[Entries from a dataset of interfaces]
++++++++++++++++++++

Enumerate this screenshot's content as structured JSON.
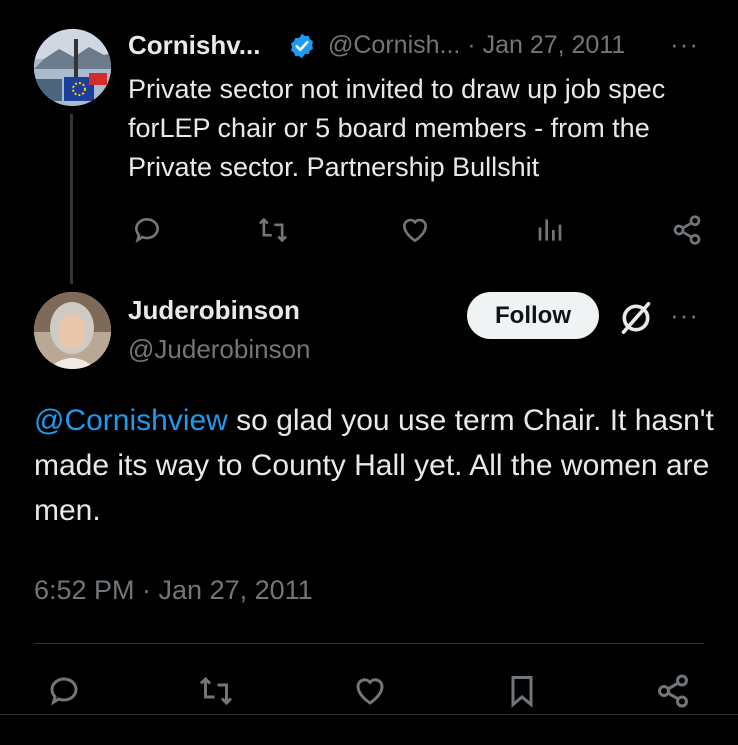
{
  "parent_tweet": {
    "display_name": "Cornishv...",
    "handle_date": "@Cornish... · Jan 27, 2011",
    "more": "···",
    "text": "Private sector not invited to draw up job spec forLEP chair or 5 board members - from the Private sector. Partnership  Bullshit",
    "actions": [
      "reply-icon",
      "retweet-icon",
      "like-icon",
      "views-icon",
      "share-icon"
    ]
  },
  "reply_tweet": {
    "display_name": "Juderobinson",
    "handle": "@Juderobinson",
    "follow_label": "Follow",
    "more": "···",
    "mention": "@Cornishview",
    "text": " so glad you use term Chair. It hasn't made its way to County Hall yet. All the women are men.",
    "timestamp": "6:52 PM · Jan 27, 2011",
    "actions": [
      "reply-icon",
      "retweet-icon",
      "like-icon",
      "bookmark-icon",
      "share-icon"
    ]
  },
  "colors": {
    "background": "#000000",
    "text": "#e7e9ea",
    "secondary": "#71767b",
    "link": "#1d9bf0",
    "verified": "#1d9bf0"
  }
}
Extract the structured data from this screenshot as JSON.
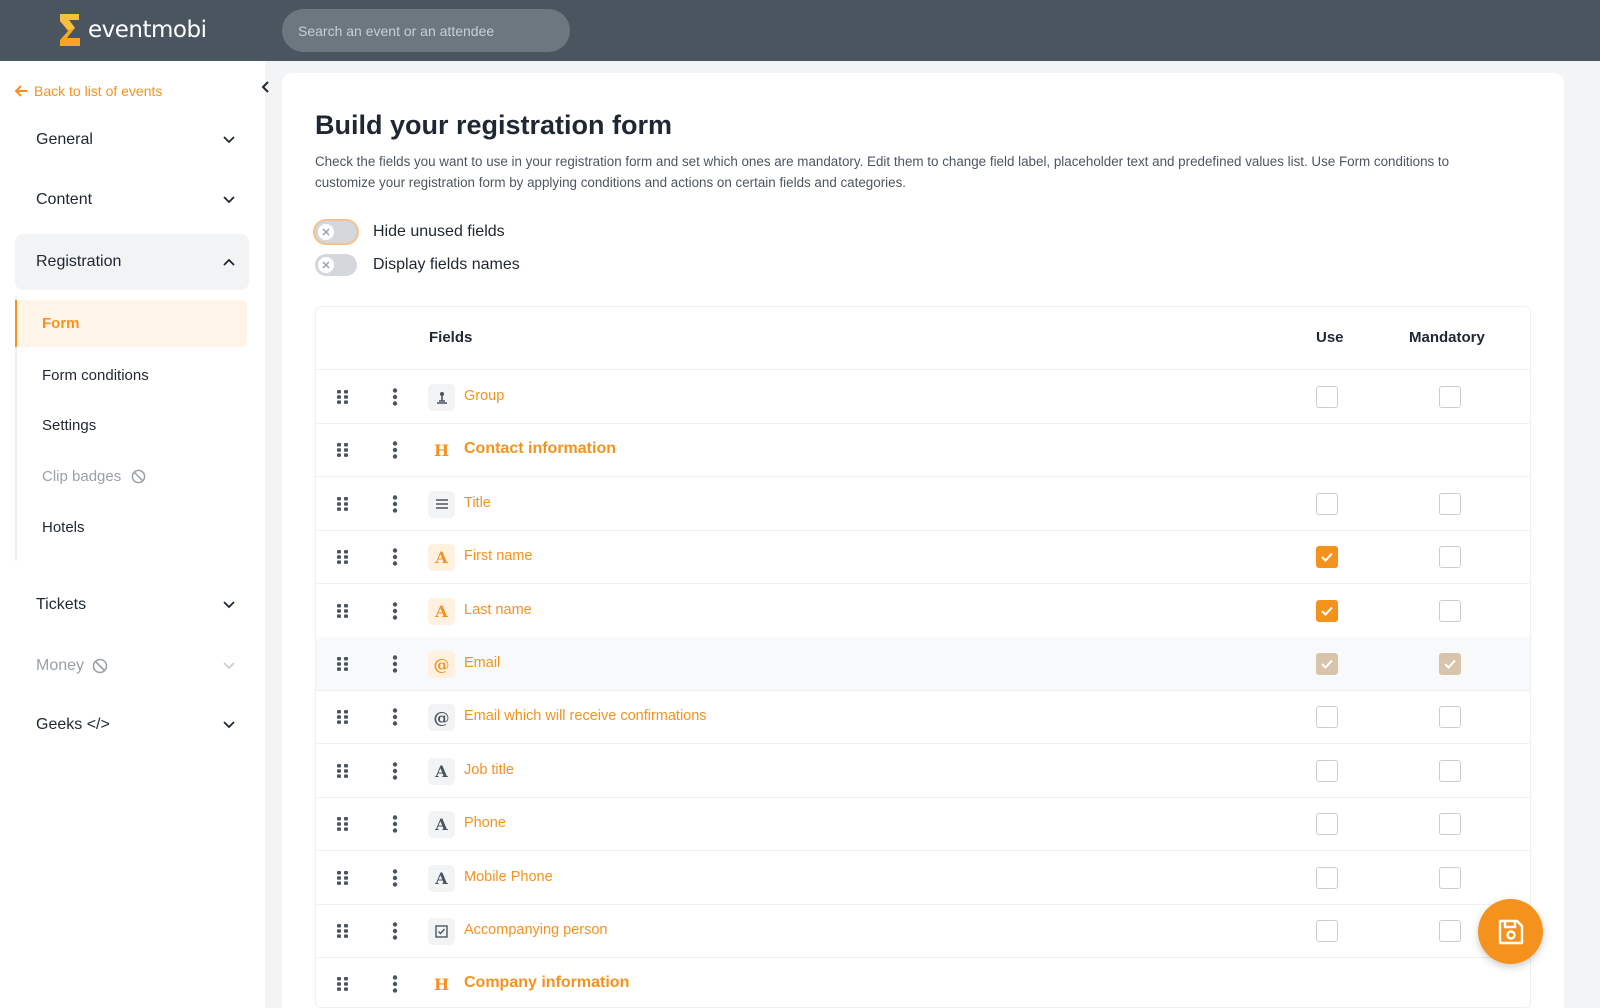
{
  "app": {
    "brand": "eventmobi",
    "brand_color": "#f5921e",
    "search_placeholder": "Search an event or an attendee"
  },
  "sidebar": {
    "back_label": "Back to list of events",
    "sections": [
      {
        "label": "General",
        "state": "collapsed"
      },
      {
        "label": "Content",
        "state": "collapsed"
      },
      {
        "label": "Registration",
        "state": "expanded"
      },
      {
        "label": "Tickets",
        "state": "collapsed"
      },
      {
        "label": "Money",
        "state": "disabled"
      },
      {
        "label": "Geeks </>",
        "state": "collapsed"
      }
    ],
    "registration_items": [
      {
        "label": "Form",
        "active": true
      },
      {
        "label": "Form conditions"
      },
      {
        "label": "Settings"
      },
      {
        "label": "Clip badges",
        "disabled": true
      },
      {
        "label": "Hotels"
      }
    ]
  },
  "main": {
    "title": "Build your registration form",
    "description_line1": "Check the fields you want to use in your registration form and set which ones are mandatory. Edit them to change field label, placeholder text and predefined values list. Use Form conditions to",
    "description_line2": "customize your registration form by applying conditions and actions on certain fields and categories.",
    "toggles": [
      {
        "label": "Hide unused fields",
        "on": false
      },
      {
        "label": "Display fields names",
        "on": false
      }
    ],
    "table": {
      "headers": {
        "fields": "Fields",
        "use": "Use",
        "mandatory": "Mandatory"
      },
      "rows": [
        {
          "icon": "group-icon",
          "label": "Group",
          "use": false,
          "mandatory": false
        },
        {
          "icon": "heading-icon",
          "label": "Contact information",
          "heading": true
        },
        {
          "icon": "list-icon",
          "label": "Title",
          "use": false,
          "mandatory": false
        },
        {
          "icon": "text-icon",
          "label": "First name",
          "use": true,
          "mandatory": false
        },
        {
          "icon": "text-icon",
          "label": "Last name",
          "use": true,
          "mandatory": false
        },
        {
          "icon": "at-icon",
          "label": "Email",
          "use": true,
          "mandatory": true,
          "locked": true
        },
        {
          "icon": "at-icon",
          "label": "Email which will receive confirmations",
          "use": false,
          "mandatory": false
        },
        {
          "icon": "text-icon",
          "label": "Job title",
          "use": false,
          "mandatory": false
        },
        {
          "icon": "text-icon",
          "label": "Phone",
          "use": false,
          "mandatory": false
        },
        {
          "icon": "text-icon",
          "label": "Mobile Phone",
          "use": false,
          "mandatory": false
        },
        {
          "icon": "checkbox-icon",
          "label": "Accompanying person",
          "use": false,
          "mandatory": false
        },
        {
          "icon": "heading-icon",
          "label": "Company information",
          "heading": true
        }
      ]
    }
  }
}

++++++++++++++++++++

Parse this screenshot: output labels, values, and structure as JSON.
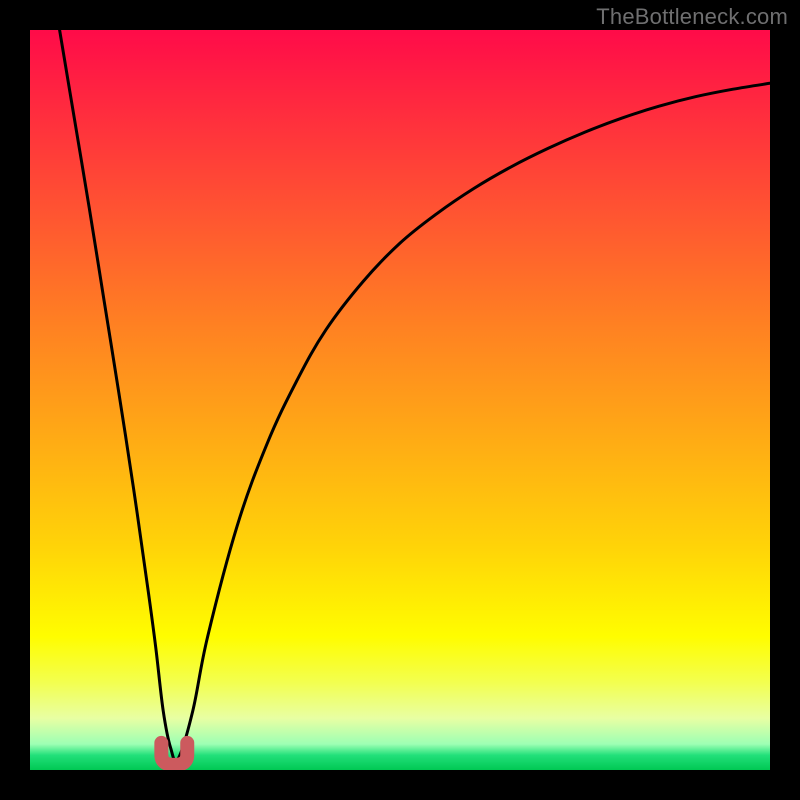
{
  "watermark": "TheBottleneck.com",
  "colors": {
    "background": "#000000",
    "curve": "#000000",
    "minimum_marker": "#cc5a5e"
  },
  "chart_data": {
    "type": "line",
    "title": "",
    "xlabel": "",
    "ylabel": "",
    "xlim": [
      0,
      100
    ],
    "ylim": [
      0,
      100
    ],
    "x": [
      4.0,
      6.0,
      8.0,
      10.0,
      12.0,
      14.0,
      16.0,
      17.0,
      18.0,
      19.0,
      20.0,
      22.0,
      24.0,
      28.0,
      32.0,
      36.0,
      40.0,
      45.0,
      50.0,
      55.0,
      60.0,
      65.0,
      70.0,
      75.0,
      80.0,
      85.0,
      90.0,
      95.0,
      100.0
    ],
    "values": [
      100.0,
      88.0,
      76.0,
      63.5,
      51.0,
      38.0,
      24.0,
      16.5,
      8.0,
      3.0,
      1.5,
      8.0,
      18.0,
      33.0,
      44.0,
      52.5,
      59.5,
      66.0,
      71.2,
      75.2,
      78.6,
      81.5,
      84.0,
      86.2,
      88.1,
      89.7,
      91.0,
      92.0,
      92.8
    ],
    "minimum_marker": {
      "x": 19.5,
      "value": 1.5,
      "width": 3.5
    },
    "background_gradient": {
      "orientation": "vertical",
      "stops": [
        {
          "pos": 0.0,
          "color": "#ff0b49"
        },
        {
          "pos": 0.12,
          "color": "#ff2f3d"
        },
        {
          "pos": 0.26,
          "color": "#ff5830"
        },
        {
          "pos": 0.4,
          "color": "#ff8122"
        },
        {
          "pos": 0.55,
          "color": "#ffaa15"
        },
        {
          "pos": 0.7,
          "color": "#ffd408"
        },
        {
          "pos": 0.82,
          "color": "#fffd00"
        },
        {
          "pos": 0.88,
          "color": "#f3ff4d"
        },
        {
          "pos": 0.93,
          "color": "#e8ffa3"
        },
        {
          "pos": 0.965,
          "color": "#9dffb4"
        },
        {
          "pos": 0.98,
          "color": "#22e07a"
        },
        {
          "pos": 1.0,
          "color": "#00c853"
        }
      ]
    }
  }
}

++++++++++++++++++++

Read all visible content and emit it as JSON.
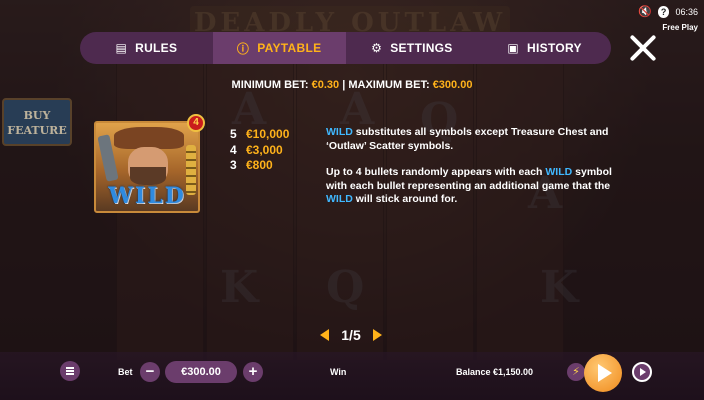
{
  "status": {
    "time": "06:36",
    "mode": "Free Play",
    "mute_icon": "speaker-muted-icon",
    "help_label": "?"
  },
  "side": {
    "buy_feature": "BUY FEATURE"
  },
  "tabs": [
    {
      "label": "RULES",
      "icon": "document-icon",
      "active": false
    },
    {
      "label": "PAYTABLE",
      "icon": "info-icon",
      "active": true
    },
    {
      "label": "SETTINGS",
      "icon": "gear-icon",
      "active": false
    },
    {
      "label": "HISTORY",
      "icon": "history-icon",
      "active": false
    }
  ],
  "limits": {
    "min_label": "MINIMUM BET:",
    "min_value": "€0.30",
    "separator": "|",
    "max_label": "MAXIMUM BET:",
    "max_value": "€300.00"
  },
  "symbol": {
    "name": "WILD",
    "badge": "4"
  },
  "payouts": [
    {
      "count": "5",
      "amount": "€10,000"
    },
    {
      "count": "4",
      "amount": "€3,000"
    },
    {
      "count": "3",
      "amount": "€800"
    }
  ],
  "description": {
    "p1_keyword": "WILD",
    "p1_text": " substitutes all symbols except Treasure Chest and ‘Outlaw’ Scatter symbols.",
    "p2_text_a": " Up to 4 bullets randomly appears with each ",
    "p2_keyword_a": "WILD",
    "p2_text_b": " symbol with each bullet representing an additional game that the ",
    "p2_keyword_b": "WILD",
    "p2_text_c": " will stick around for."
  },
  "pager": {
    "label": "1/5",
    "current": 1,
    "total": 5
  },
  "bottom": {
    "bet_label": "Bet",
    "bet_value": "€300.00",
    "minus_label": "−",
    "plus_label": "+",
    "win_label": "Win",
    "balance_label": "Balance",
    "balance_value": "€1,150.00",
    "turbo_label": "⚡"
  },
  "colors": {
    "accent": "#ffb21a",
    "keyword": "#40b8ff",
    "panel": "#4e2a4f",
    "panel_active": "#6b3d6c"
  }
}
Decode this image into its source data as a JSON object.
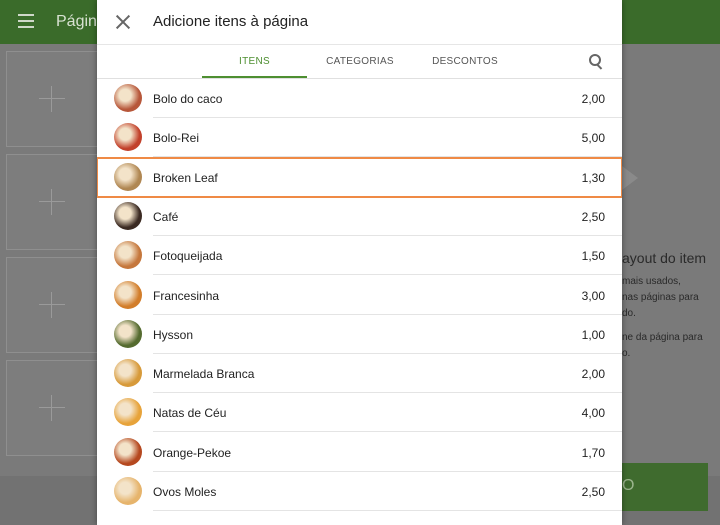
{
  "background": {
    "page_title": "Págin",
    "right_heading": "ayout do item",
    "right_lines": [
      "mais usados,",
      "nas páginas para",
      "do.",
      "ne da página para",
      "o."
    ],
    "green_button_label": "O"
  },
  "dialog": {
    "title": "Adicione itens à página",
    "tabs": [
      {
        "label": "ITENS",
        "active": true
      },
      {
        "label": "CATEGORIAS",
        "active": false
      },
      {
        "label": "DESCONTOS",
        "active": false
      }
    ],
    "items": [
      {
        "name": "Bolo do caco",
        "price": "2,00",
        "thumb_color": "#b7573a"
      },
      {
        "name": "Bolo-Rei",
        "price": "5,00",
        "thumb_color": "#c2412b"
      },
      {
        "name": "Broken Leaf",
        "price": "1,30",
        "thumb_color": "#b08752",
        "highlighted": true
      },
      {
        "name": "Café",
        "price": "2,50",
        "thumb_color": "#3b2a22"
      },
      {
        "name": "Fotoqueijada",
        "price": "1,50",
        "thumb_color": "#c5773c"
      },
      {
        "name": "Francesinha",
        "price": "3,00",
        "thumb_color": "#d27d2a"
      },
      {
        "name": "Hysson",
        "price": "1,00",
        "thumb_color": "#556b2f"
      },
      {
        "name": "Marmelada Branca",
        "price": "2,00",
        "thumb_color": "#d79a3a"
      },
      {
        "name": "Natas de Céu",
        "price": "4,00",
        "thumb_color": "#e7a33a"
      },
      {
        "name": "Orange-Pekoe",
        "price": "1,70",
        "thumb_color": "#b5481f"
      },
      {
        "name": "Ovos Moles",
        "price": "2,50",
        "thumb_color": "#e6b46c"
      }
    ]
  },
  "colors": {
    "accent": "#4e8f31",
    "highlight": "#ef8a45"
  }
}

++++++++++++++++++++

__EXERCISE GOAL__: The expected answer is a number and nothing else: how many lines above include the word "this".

__ANSWER FOR THE TASK__: 4